(TASK DESCRIPTION): Each line in the data holding "icon" should be listed.

DATA SECTION START

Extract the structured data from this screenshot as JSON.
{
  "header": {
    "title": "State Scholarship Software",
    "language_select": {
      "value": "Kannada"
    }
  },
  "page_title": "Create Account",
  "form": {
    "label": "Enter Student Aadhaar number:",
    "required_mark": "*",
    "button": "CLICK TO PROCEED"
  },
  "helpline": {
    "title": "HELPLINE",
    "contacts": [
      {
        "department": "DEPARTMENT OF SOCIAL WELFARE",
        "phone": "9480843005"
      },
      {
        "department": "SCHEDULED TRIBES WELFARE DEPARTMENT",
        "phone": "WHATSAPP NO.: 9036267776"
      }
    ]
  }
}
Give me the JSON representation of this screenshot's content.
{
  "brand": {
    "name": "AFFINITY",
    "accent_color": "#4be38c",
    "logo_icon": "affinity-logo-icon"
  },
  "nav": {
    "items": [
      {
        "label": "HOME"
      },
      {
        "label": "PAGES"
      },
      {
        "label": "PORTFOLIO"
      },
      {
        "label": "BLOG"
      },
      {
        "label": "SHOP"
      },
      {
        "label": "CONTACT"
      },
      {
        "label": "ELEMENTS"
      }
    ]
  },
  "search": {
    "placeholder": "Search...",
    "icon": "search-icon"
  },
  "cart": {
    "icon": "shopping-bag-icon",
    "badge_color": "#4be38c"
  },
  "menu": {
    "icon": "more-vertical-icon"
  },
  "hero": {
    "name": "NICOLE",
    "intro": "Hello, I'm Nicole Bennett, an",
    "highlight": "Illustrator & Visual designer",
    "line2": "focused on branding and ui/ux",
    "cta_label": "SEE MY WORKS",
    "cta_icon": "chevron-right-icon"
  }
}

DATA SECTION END

(ANSWER SPACE):
    "logo_icon": "affinity-logo-icon"
    "icon": "search-icon"
    "icon": "shopping-bag-icon",
    "icon": "more-vertical-icon"
    "cta_icon": "chevron-right-icon"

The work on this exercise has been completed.